Donald McKayle. (Daily Pilot / February 29, 2012)

Sixty-three years ago, Donald McKayle had no idea that he would wind up in dance.

All that the kid from East Harlem needed was a spark to ignite a passion in him, which would enable McKayle to establish an ongoing legacy for years to come.

Since then, the award-winning dancer, choreographer and emeritus professor of dance at UC Irvine — who is now 81 — has choreographed nearly 70 works for dance companies in the United States, Canada, Israel, Europe and South America.

His choreographic masterworks — "Games," "Rainbow Round My Shoulder," "District Storyville" and "Songs of the Disinherited" — are considered classics of modern dance. They continue to be performed around the world.

To celebrate McKayle's contributions to the development of modern dance throughout his 60-year career, UCI's Claire Trevor School of the Arts will pay tribute to McKayle in a fundraising, star-studded performance at the Irvine Barclay Theatre on the evening of March 8.

The event will feature an unveiling of an award, as well as performances by celebrities hailing from Hollywood films, television and the Broadway stage.
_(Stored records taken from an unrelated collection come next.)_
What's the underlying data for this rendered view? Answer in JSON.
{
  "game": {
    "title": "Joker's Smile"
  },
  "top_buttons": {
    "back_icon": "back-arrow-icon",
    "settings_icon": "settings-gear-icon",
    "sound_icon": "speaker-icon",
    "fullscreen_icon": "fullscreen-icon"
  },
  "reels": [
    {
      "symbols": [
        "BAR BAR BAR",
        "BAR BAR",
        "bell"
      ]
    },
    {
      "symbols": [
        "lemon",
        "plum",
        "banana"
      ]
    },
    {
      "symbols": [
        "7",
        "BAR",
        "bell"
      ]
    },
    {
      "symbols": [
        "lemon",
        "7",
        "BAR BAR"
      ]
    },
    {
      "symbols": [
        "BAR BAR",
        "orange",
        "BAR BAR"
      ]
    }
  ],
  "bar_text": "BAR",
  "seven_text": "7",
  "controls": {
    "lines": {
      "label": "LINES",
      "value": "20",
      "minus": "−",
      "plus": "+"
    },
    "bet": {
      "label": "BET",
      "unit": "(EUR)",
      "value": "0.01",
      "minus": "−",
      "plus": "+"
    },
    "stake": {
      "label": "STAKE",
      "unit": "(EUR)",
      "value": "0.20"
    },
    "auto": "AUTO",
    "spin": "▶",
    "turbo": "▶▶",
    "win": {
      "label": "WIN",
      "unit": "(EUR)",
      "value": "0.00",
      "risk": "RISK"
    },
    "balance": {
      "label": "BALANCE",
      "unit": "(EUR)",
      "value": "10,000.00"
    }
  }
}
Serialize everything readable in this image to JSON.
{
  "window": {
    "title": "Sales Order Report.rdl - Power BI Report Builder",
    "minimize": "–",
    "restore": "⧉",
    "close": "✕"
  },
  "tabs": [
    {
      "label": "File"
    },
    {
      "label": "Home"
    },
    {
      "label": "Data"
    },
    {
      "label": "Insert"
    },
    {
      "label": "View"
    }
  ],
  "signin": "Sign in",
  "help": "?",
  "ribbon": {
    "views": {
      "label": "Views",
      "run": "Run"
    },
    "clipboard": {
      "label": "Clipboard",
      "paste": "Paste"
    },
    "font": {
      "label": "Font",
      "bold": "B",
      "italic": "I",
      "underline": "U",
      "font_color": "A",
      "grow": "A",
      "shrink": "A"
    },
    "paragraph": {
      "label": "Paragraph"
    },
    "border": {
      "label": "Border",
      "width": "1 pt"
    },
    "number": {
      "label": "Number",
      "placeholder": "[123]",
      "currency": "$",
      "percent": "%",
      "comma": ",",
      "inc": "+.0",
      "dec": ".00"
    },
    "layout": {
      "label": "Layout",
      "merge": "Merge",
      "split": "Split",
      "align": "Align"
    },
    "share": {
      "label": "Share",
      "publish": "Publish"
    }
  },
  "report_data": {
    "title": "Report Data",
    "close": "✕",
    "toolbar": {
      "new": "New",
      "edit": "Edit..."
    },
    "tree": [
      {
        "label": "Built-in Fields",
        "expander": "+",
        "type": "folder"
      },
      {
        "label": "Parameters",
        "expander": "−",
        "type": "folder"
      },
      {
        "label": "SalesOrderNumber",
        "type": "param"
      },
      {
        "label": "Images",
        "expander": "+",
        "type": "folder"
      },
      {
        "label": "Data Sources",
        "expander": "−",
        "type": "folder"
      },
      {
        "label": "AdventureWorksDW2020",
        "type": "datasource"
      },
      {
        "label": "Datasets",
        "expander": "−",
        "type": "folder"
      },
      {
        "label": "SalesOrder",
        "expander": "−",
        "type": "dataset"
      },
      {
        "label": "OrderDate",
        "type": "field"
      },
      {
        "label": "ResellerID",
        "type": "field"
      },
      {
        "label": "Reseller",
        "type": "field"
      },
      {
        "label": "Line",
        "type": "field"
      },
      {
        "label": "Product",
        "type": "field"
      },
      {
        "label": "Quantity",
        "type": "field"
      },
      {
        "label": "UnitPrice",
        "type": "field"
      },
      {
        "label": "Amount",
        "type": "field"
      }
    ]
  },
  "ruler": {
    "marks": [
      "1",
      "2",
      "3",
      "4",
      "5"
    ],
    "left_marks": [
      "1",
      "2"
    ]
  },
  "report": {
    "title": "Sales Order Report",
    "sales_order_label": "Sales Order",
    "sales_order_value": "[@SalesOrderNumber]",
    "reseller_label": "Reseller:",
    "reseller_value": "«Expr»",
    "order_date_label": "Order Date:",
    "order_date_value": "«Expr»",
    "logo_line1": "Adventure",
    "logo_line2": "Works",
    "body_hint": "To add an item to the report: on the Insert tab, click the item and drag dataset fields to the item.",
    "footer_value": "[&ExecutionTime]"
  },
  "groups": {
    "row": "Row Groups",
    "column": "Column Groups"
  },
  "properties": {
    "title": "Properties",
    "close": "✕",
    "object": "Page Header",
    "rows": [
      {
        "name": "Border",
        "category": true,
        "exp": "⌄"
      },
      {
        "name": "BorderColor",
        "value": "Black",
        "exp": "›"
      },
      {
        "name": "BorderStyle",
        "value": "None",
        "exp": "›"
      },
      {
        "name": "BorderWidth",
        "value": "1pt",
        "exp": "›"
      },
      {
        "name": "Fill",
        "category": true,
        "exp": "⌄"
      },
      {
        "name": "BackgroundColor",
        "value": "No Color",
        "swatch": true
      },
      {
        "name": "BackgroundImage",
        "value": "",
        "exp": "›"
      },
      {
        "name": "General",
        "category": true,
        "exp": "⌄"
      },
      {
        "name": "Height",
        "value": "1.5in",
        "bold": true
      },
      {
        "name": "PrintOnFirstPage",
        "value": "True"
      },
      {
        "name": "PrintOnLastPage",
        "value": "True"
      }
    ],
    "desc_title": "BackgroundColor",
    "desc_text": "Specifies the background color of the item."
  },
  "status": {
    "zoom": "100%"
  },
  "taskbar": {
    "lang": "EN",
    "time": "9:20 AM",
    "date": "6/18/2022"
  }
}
Co-chaired by actress and dancer Debbie Allen, singer and actress Della Reese, and UCI Chancellor Michael V. Drake and his wife, proceeds from tickets sales and sponsorships will help establish the Donald McKayle Fund for Modern Dance, which will allow the Claire Trevor School of the Arts to offer scholarships and program master classes with distinguished artists and teachers, as well as commission new works in modern dance.

"The powers that be here at UCI have been trying to keep it a big secret from me," McKayle said. "But, of course, by now, so much is out that only the gala performance and what the people coming will do is a secret to me."
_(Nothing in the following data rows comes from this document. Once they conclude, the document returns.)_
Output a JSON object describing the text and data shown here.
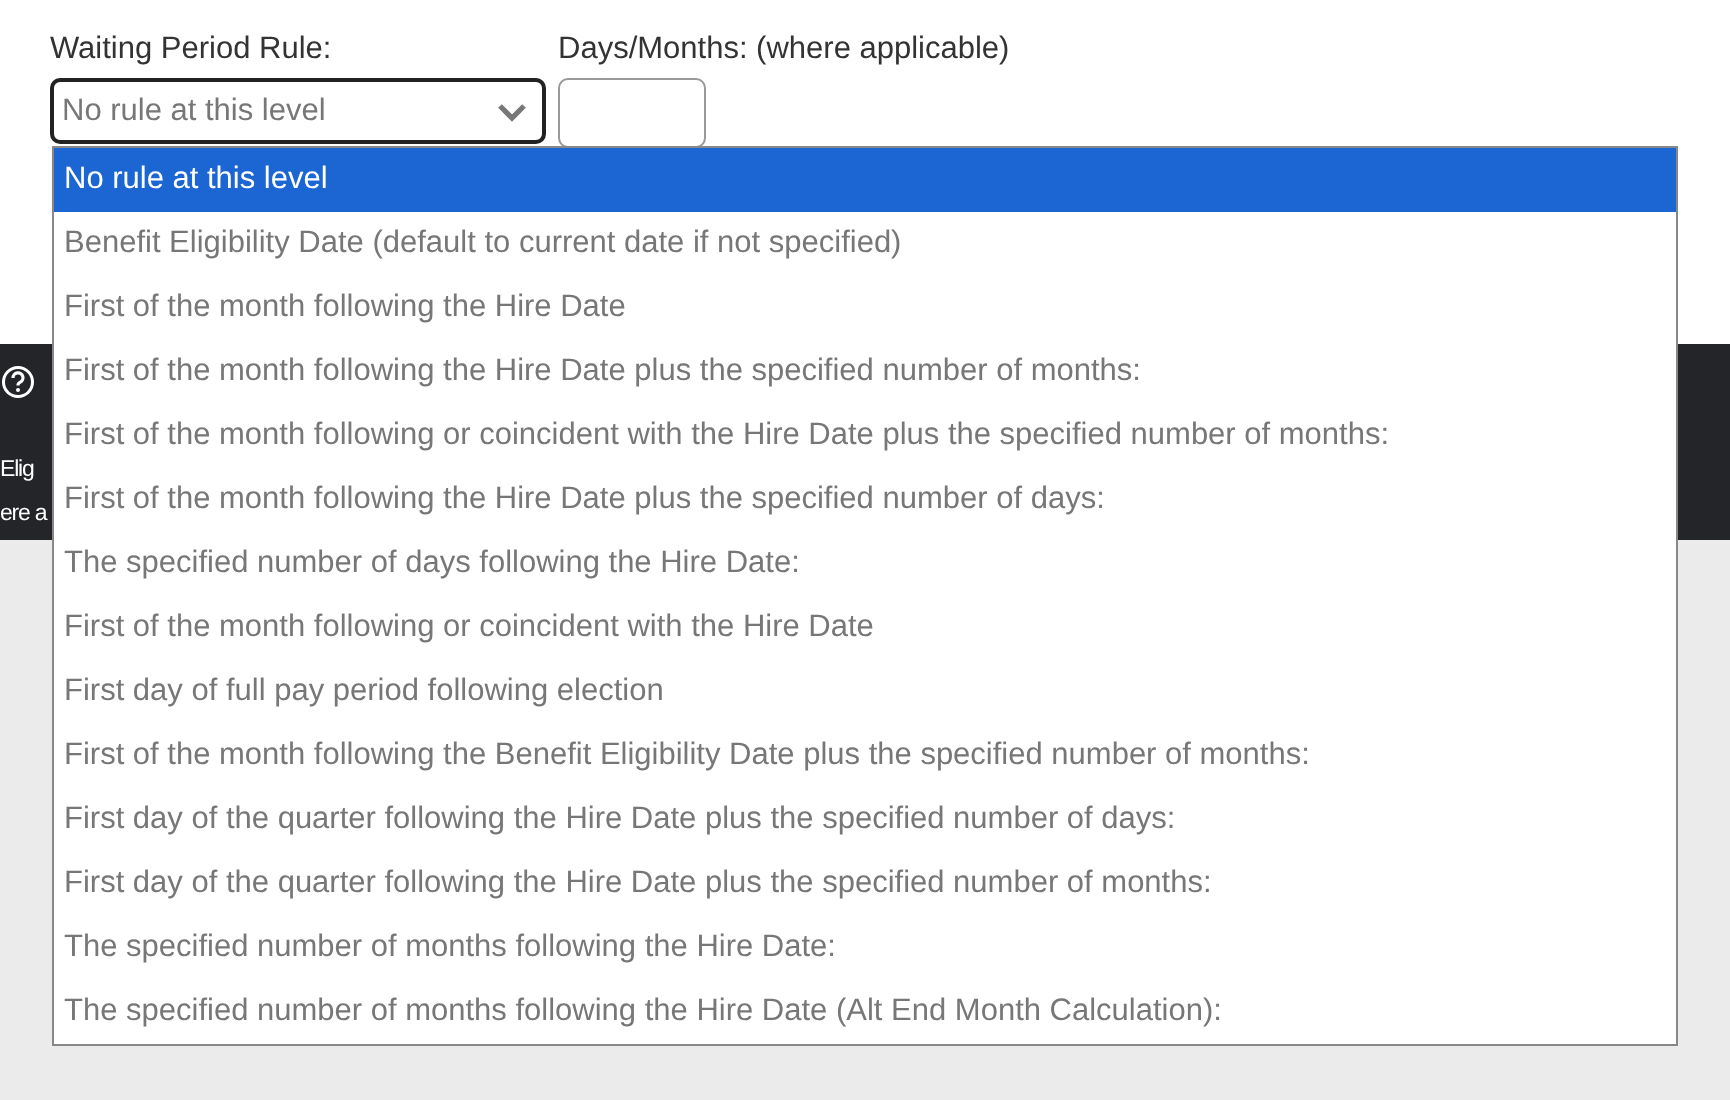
{
  "rule_label": "Waiting Period Rule:",
  "days_label": "Days/Months: (where applicable)",
  "rule_select": {
    "value": "No rule at this level",
    "expanded": true
  },
  "info_bar": {
    "texts": [
      "Elig",
      "ere a"
    ]
  },
  "options": [
    {
      "label": "No rule at this level",
      "selected": true
    },
    {
      "label": "Benefit Eligibility Date (default to current date if not specified)",
      "selected": false
    },
    {
      "label": "First of the month following the Hire Date",
      "selected": false
    },
    {
      "label": "First of the month following the Hire Date plus the specified number of months:",
      "selected": false
    },
    {
      "label": "First of the month following or coincident with the Hire Date plus the specified number of months:",
      "selected": false
    },
    {
      "label": "First of the month following the Hire Date plus the specified number of days:",
      "selected": false
    },
    {
      "label": "The specified number of days following the Hire Date:",
      "selected": false
    },
    {
      "label": "First of the month following or coincident with the Hire Date",
      "selected": false
    },
    {
      "label": "First day of full pay period following election",
      "selected": false
    },
    {
      "label": "First of the month following the Benefit Eligibility Date plus the specified number of months:",
      "selected": false
    },
    {
      "label": "First day of the quarter following the Hire Date plus the specified number of days:",
      "selected": false
    },
    {
      "label": "First day of the quarter following the Hire Date plus the specified number of months:",
      "selected": false
    },
    {
      "label": "The specified number of months following the Hire Date:",
      "selected": false
    },
    {
      "label": "The specified number of months following the Hire Date (Alt End Month Calculation):",
      "selected": false
    }
  ]
}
'... A chemical reaction'

McKayle's journey here was unexpected, right from the beginning of his career, even for one of the most venerated African American choreographers in dance history.

"Well, I was taken to a concert as a teenager by one of my friends that was studying dance with Pearl Primus," McKayle said. "She was giving a recital in New York City at the Central High School of Needle Trades. I was so excited by what I saw; I wanted to do it right then and there. It was immediate, what I call a chemical reaction."

"I didn't know the process of it," McKayle continued. "I didn't know anything about it. So, I started making up dances that week and then I later on found out that people usually learn how to dance first."

Sure enough, McKayle eventually learned to dance, but choreography has remained his biggest asset.

"It (my choreography) is very personal," McKayle explained. "It always deals in some way with the human experience."

McKayle's choreography has been recognized by the nation's most prestigious industry honors in film, theater and dance. McKayle is a Kennedy Center Honoree who has been nominated once for an Emmy and five times for a Tony Award.

"I've worked in lots of different companies and, of course, I've done shows and television and what have you, but I've always liked to develop young artists," McKayle said, alluding to his past stints on the Ed Sullivan and New Bill Cosby shows.

Throughout his time as a faculty member at UCI, The Juilliard School, Bennington College, Bard College, Sarah Lawrence College, and as dean of the school of dance at the California Institute of the Arts, McKayle has trained and mentored several thousand students who have gone on to work as professional dancers, teachers and choreographers.

Among them is Randall Smith, who started his dance career with McKayle in 2005 as an undergrad at UCI. Now, Smith is a graduate assistant to McKayle.

"He always says he wants to see people tell their stories," Smith said in a phone interview. "He doesn't want to see steps. "That's something that is innate in Mr. McKayle. He's all about connecting with people and learning about their stories."

"He is the most spirited, loving person I know," Smith continued. "He cares about people's well-being and I love that about him."

Paying tribute to a master